****** For businesses with less than 11 employees, the minimum wage will increase from $9.00 to $10.50. For fast-food establishments in New York City, the minimum wage will increase from $10.50 to $12.00 on December 31, 2016.

******* For employers within the state’s Urban Growth Boundary, the minimum wage increase on July 1, 2017 will be from $9.75 to $11.25. For employers in frontier counties, the minimum wage increase on July 1, 2017 will be from $9.50 to $10.00 per hour.

******** Seattle employers with 500 or more employees will see an increase in their minimum wage from $13.00 to $15.00 on January 1, 2017. The SeaTac minimum wage applicable for hospitality and transportation workers will increase from $15.24 to $15.35 as of January 1, 2017. In Tacoma, the minimum wage will increase from $10.35 to $11.15.

The minimum wage for federal contractors covered by those regulations and Executive Order 13658 (primarily those with Davis-Bacon Act and Service Contract Act contracts) will increase from $10.15 to $10.20 effective January 1, 2017.

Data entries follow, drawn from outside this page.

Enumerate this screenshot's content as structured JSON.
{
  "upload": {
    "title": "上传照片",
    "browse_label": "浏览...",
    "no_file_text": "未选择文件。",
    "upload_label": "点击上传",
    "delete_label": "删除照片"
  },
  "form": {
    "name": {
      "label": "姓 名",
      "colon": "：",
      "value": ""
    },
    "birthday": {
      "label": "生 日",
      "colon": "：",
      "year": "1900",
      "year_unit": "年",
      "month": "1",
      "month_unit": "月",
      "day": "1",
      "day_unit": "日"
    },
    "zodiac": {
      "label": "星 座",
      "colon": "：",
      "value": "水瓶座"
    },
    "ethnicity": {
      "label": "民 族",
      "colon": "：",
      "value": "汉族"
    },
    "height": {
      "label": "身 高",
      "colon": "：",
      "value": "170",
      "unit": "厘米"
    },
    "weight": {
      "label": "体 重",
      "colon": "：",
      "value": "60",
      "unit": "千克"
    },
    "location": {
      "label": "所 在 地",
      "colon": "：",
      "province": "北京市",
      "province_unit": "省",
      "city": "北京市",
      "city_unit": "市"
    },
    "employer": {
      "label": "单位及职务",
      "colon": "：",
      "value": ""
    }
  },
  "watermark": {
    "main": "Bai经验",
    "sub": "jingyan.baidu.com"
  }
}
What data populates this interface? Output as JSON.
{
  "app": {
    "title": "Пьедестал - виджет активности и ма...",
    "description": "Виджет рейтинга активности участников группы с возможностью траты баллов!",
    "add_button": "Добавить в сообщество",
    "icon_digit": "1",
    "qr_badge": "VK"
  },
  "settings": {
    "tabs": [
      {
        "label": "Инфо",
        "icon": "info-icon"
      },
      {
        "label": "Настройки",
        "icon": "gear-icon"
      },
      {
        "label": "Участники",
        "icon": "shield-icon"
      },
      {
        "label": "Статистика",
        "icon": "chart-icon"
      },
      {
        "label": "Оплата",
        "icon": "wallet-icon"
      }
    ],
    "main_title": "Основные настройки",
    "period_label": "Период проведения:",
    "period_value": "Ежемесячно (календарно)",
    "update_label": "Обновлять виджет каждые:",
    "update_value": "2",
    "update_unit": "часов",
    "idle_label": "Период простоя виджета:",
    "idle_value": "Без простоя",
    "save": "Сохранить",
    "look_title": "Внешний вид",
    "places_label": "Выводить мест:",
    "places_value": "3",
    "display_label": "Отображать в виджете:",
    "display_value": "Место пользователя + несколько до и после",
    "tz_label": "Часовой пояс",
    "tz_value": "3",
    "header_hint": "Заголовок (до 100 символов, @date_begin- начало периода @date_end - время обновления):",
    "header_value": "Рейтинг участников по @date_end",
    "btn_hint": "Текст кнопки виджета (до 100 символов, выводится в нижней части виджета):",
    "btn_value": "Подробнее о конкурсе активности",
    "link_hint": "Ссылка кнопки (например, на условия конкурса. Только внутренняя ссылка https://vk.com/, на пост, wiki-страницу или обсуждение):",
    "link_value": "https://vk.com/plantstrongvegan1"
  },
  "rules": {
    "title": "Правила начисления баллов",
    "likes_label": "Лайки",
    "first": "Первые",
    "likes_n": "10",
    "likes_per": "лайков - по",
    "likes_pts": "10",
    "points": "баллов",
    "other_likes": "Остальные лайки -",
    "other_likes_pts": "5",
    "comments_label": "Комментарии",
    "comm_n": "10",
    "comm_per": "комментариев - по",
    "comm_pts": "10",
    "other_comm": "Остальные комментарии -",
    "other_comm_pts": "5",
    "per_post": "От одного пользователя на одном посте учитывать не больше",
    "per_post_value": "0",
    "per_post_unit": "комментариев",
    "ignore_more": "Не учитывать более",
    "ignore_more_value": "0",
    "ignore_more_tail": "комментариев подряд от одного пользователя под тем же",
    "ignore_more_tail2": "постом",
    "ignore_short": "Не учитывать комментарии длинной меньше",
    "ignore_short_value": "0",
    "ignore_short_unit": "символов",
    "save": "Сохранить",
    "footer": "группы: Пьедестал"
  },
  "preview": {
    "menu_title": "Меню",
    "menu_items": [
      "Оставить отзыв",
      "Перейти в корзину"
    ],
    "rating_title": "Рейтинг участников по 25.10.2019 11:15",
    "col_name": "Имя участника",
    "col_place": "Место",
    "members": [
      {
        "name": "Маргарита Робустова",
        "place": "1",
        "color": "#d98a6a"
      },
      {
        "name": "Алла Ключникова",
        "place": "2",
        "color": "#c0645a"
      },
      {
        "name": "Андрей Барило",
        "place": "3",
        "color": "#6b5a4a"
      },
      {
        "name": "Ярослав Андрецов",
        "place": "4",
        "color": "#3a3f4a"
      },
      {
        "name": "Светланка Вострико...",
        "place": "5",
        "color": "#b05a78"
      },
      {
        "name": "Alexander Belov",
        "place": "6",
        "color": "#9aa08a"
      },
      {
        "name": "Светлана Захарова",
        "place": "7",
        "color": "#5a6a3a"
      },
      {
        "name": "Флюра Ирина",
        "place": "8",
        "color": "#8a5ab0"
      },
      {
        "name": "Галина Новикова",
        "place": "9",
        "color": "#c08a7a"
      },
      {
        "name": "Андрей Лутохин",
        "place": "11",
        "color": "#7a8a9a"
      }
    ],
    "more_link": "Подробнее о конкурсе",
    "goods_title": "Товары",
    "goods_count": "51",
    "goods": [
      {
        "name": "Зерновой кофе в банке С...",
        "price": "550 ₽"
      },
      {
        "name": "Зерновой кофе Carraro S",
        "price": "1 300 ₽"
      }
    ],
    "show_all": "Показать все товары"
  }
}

New I-9 Form Takes Effect Next Year

Posted on: December 1st, 2016

U.S. Department of Homeland Security LogoBy: Agne Krutules

U.S. Citizenship and Immigration Services (USCIS) published a revised version of Form I-9, Employment Eligibility Verification. The revision process commenced over a year ago, with the main goal to strengthen the security and integrity of the I-9 Form.

Effective January 22, 2017, employers must use only the new version, dated 11/14/2016. Until then, they can continue to use the version dated 03/08/2013 or the new version.

Among the changes to the I-9 Form, Section 1 asks for “other last names used” rather than “other names used,” and streamlines certification for certain foreign nationals.

Other changes include:

  • The addition of prompts to ensure information is entered correctly;
  • The ability to enter multiple preparers and translators;
  • A dedicated area for including additional information rather than having to add it in the margins;
  • A supplemental page for the preparer/translator.

The instructions have been separated from the form, in line with other USCIS forms, and include specific instructions for completing each field.

The revised Form I-9 is also easier to complete on a computer. Enhancements include drop-down lists and calendars for filling in dates, on-screen instructions for each field, easy access to the full instructions, and an option to clear the form and start over. When the employer prints the completed form, a quick response (QR) code is automatically generated, which can be read by most QR readers.

U.S. Immigration and Customs Enforcement (ICE) imposes hefty fines (raging from $110 to $1,100 per violation) for improperly preparing I-9 Forms.

For any questions you may have, please contact Agne Krutules at [email protected].